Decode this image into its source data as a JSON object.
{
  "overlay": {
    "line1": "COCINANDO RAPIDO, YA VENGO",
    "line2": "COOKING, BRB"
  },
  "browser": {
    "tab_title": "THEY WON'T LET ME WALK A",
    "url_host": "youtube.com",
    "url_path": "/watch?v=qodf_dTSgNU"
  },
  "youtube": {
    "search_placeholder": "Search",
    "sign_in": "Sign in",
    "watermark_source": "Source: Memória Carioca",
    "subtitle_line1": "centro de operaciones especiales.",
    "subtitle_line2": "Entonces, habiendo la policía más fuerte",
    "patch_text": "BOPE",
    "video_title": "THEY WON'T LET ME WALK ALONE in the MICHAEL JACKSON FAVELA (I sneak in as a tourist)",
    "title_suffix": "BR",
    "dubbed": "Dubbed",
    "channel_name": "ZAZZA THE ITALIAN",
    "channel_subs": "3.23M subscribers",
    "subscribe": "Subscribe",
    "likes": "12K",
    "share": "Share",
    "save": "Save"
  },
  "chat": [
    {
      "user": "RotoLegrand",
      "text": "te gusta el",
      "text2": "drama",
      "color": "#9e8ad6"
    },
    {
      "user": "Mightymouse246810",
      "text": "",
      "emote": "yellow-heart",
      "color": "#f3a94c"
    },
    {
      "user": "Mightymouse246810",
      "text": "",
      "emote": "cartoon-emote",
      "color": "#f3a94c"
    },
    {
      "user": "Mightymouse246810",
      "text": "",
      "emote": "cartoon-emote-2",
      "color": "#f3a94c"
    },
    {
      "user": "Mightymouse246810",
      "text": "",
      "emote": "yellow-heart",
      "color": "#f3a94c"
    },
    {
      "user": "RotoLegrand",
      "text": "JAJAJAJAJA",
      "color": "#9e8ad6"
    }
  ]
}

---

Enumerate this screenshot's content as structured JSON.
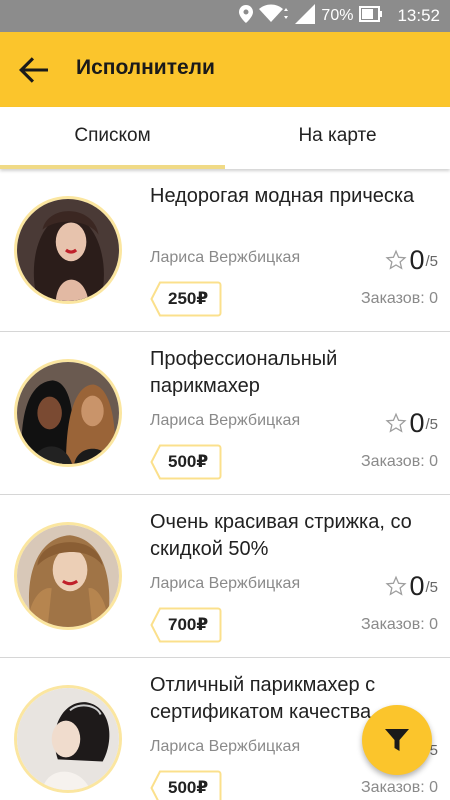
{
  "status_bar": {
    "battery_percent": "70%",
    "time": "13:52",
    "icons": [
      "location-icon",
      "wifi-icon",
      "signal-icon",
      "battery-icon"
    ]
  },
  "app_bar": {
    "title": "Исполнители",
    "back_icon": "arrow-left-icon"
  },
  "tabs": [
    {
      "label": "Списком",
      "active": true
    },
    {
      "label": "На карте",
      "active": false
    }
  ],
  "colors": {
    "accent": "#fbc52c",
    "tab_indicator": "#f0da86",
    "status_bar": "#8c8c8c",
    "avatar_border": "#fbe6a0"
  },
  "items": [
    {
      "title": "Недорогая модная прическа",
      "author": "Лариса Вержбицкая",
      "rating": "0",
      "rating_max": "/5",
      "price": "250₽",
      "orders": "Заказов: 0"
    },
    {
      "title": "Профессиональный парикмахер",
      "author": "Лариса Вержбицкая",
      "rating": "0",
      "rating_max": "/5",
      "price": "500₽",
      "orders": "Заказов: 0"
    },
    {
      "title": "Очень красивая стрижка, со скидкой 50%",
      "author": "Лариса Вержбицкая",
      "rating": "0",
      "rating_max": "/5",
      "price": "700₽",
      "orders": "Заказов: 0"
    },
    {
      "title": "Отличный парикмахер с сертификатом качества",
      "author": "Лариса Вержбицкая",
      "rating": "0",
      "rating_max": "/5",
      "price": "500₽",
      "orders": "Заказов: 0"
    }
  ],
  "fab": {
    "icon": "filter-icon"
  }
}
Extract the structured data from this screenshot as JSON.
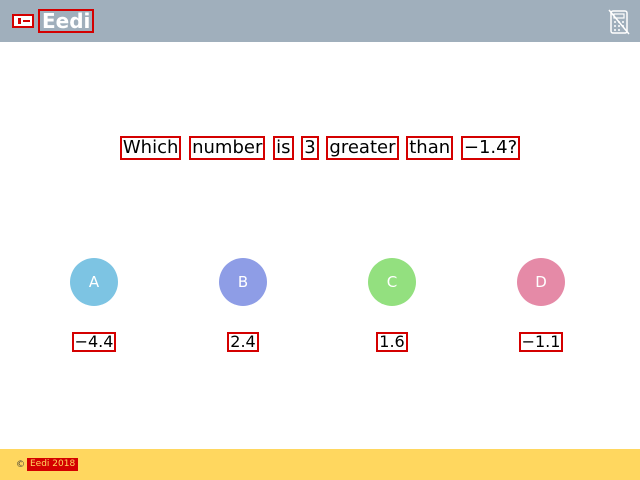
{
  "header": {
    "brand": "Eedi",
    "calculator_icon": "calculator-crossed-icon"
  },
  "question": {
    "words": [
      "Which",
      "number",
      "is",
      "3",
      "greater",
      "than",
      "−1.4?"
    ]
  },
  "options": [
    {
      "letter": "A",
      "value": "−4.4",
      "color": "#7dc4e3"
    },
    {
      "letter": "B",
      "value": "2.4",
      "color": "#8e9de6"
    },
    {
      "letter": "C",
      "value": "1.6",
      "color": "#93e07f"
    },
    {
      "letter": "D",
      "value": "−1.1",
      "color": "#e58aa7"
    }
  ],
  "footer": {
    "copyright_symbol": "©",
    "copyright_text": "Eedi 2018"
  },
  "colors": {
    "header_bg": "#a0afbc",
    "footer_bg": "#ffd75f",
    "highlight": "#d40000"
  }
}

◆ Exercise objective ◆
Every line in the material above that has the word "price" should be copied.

◆ Answer for the task ◆
      "price": "250₽",
      "price": "500₽",
      "price": "700₽",
      "price": "500₽",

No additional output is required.